What you need to do:
Repeat the whole listing exactly as it appears.

--------------------

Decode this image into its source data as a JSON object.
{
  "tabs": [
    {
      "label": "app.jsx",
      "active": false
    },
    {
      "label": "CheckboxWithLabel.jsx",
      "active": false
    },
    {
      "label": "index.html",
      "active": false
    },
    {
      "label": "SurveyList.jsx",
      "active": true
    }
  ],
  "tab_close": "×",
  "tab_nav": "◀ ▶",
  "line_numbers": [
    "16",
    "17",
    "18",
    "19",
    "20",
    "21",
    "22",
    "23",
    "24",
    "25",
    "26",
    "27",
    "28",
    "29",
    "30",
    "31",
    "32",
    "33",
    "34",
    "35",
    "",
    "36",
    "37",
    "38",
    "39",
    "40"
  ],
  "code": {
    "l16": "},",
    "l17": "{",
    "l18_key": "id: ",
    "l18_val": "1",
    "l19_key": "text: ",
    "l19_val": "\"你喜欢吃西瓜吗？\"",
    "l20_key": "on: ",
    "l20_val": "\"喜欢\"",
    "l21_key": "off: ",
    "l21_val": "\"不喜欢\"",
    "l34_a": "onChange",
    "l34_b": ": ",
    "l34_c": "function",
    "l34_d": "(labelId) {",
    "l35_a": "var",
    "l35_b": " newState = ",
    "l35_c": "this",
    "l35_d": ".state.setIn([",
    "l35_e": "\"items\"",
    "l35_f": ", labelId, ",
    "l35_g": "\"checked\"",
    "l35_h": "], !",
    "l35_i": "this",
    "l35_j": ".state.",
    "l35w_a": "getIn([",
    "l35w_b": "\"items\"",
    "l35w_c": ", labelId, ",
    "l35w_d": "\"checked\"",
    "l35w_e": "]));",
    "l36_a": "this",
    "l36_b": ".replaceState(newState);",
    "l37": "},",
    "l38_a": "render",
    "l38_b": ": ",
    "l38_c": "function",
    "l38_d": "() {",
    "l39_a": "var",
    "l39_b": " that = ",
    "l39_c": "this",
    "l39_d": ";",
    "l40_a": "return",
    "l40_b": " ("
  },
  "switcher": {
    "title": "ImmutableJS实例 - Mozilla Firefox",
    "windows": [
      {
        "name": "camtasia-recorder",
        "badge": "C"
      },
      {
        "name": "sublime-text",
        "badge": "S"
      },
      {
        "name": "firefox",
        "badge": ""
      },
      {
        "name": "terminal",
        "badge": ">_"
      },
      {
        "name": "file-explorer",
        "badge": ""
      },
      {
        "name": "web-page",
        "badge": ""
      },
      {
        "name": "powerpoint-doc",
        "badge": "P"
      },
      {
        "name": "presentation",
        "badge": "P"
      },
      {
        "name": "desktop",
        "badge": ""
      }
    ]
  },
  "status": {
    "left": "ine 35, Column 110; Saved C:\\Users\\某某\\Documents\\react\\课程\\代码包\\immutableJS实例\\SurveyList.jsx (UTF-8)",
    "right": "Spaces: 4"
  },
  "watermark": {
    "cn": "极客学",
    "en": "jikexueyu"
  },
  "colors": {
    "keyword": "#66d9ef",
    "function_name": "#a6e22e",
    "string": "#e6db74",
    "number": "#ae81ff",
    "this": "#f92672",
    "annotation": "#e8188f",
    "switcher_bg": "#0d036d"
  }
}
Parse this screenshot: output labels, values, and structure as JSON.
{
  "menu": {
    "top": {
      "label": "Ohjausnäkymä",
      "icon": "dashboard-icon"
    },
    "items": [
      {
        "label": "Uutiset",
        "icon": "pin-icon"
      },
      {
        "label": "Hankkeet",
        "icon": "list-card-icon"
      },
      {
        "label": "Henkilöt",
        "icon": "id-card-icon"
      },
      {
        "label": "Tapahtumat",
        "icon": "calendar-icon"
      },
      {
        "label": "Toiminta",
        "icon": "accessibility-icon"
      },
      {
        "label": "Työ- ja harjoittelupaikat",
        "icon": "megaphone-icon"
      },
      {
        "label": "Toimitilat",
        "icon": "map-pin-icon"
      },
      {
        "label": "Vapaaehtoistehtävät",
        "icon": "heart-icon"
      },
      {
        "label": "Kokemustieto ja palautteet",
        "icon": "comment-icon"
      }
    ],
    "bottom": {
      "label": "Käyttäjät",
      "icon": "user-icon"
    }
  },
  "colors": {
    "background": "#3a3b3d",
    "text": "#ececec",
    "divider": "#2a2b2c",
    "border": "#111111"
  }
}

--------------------

Task output:
Decode this image into its source data as a JSON object.
{
  "tabs": [
    {
      "label": "app.jsx",
      "active": false
    },
    {
      "label": "CheckboxWithLabel.jsx",
      "active": false
    },
    {
      "label": "index.html",
      "active": false
    },
    {
      "label": "SurveyList.jsx",
      "active": true
    }
  ],
  "tab_close": "×",
  "tab_nav": "◀ ▶",
  "line_numbers": [
    "16",
    "17",
    "18",
    "19",
    "20",
    "21",
    "22",
    "23",
    "24",
    "25",
    "26",
    "27",
    "28",
    "29",
    "30",
    "31",
    "32",
    "33",
    "34",
    "35",
    "",
    "36",
    "37",
    "38",
    "39",
    "40"
  ],
  "code": {
    "l16": "},",
    "l17": "{",
    "l18_key": "id: ",
    "l18_val": "1",
    "l19_key": "text: ",
    "l19_val": "\"你喜欢吃西瓜吗？\"",
    "l20_key": "on: ",
    "l20_val": "\"喜欢\"",
    "l21_key": "off: ",
    "l21_val": "\"不喜欢\"",
    "l34_a": "onChange",
    "l34_b": ": ",
    "l34_c": "function",
    "l34_d": "(labelId) {",
    "l35_a": "var",
    "l35_b": " newState = ",
    "l35_c": "this",
    "l35_d": ".state.setIn([",
    "l35_e": "\"items\"",
    "l35_f": ", labelId, ",
    "l35_g": "\"checked\"",
    "l35_h": "], !",
    "l35_i": "this",
    "l35_j": ".state.",
    "l35w_a": "getIn([",
    "l35w_b": "\"items\"",
    "l35w_c": ", labelId, ",
    "l35w_d": "\"checked\"",
    "l35w_e": "]));",
    "l36_a": "this",
    "l36_b": ".replaceState(newState);",
    "l37": "},",
    "l38_a": "render",
    "l38_b": ": ",
    "l38_c": "function",
    "l38_d": "() {",
    "l39_a": "var",
    "l39_b": " that = ",
    "l39_c": "this",
    "l39_d": ";",
    "l40_a": "return",
    "l40_b": " ("
  },
  "switcher": {
    "title": "ImmutableJS实例 - Mozilla Firefox",
    "windows": [
      {
        "name": "camtasia-recorder",
        "badge": "C"
      },
      {
        "name": "sublime-text",
        "badge": "S"
      },
      {
        "name": "firefox",
        "badge": ""
      },
      {
        "name": "terminal",
        "badge": ">_"
      },
      {
        "name": "file-explorer",
        "badge": ""
      },
      {
        "name": "web-page",
        "badge": ""
      },
      {
        "name": "powerpoint-doc",
        "badge": "P"
      },
      {
        "name": "presentation",
        "badge": "P"
      },
      {
        "name": "desktop",
        "badge": ""
      }
    ]
  },
  "status": {
    "left": "ine 35, Column 110; Saved C:\\Users\\某某\\Documents\\react\\课程\\代码包\\immutableJS实例\\SurveyList.jsx (UTF-8)",
    "right": "Spaces: 4"
  },
  "watermark": {
    "cn": "极客学",
    "en": "jikexueyu"
  },
  "colors": {
    "keyword": "#66d9ef",
    "function_name": "#a6e22e",
    "string": "#e6db74",
    "number": "#ae81ff",
    "this": "#f92672",
    "annotation": "#e8188f",
    "switcher_bg": "#0d036d"
  }
}
Parse this screenshot: output labels, values, and structure as JSON.
{
  "menu": {
    "top": {
      "label": "Ohjausnäkymä",
      "icon": "dashboard-icon"
    },
    "items": [
      {
        "label": "Uutiset",
        "icon": "pin-icon"
      },
      {
        "label": "Hankkeet",
        "icon": "list-card-icon"
      },
      {
        "label": "Henkilöt",
        "icon": "id-card-icon"
      },
      {
        "label": "Tapahtumat",
        "icon": "calendar-icon"
      },
      {
        "label": "Toiminta",
        "icon": "accessibility-icon"
      },
      {
        "label": "Työ- ja harjoittelupaikat",
        "icon": "megaphone-icon"
      },
      {
        "label": "Toimitilat",
        "icon": "map-pin-icon"
      },
      {
        "label": "Vapaaehtoistehtävät",
        "icon": "heart-icon"
      },
      {
        "label": "Kokemustieto ja palautteet",
        "icon": "comment-icon"
      }
    ],
    "bottom": {
      "label": "Käyttäjät",
      "icon": "user-icon"
    }
  },
  "colors": {
    "background": "#3a3b3d",
    "text": "#ececec",
    "divider": "#2a2b2c",
    "border": "#111111"
  }
}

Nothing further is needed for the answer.